HOW TO COMPLETE THIS TASK: State how many lines of the entries hold the string "icon", and nothing more.
START RECORDS SHOWN
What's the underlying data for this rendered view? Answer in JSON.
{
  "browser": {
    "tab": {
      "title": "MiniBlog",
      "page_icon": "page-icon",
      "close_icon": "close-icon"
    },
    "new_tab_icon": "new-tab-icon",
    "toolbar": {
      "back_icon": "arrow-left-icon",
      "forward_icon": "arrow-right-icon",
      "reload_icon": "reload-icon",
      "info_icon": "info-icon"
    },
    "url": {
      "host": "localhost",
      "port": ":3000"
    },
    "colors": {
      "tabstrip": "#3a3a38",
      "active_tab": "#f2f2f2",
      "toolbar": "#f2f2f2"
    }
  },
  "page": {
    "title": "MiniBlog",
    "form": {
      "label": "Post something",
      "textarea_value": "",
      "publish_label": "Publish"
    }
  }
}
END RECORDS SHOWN
OUTPUT FOR THIS EXERCISE: 7